* [Materials provided]

---------------

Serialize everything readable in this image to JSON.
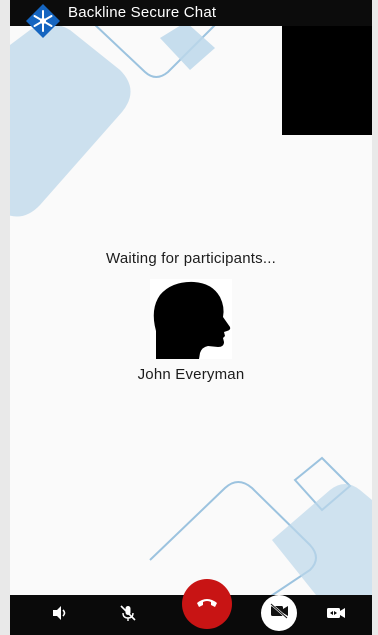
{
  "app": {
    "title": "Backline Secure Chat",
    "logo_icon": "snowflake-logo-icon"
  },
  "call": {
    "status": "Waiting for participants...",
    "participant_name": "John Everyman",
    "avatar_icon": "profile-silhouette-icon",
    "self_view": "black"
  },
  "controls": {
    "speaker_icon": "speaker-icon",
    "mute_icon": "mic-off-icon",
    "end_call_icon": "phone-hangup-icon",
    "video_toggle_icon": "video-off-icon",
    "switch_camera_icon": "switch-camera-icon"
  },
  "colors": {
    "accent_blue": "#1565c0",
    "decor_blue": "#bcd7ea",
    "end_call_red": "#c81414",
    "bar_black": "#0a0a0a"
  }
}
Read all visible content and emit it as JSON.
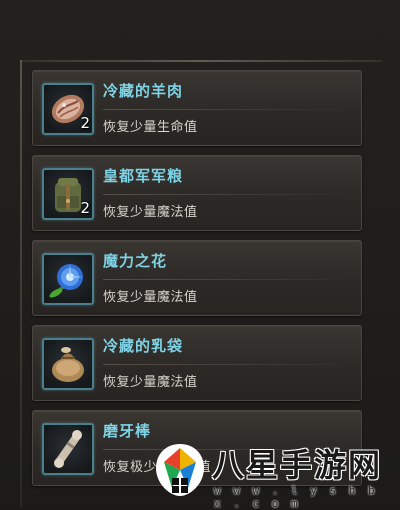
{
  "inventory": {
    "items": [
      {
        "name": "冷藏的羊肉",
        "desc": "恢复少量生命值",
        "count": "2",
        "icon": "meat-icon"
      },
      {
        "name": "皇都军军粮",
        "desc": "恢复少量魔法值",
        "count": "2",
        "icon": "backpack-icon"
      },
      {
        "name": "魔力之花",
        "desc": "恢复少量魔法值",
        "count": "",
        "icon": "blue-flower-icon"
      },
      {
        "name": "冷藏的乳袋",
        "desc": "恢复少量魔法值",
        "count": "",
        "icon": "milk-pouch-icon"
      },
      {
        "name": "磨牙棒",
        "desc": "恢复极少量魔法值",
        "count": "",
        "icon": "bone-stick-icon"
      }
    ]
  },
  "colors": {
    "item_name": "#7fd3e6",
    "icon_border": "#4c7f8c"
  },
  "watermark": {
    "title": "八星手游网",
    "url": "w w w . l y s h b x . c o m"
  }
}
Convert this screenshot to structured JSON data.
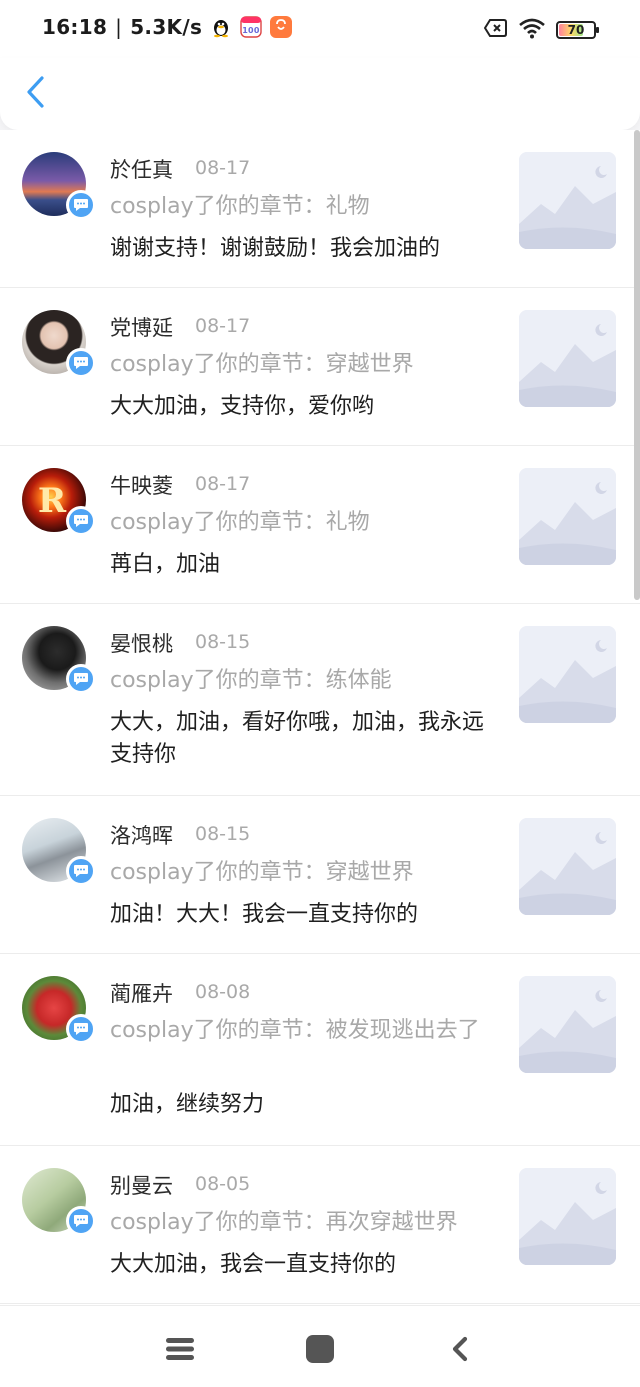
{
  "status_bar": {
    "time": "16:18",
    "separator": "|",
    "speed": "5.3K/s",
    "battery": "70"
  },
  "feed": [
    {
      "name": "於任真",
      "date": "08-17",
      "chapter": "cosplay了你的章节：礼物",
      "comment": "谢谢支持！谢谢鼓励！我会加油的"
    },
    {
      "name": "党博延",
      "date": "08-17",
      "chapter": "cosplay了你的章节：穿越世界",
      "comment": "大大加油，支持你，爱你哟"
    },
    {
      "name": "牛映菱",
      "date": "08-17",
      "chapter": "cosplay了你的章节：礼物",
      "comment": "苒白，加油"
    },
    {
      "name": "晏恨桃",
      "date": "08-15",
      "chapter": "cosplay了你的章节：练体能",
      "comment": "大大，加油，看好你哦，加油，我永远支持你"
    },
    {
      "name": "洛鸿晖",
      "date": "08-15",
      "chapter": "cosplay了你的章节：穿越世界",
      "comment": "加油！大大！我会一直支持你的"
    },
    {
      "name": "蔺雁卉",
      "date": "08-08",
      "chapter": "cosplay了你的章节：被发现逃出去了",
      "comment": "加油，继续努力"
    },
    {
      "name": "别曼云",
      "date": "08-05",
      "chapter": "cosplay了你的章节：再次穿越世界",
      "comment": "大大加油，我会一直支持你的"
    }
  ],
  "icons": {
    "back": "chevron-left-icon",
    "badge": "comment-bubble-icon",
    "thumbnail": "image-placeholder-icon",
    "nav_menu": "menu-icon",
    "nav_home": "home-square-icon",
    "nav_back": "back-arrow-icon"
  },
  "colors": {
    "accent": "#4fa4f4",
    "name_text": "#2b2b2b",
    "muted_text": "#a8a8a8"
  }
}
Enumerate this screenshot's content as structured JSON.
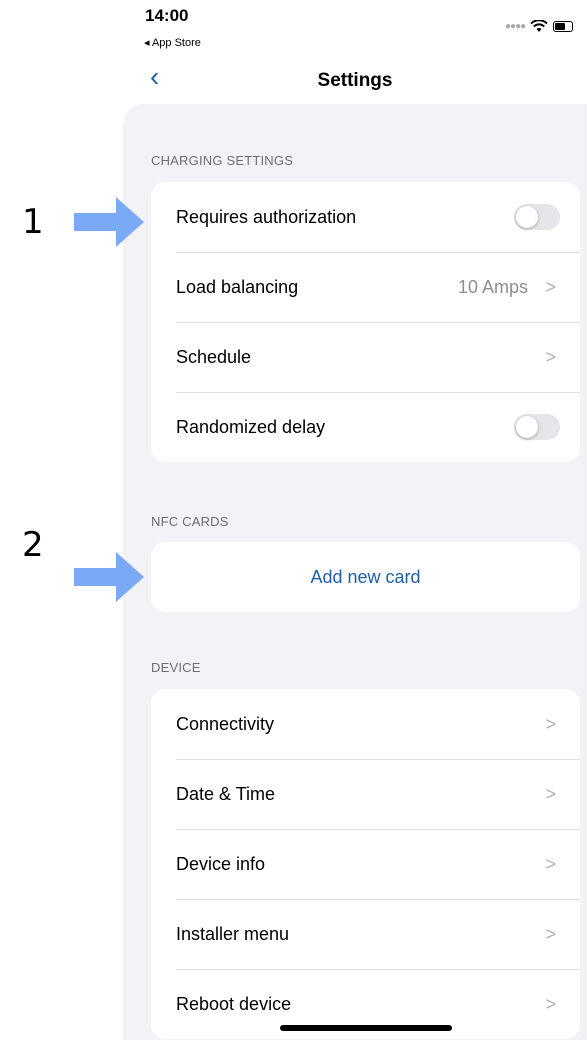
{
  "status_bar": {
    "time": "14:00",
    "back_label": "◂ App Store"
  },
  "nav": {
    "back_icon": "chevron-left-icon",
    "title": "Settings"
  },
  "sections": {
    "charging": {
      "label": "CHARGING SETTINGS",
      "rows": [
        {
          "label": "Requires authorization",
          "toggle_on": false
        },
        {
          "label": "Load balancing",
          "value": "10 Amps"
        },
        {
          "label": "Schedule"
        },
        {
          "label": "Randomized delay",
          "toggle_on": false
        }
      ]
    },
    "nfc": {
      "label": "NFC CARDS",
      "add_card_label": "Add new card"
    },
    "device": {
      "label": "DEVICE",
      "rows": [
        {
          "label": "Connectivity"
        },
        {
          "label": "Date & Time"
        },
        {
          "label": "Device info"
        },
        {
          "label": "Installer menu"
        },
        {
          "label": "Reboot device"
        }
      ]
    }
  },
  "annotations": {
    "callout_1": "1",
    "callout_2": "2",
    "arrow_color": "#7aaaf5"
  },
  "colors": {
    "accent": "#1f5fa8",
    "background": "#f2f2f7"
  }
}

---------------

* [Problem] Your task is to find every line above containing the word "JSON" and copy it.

* [Task result]
Serialize everything readable in this image to JSON.
Read all visible content and emit it as JSON.
Convert this screenshot to structured JSON data.
Enumerate this screenshot's content as structured JSON.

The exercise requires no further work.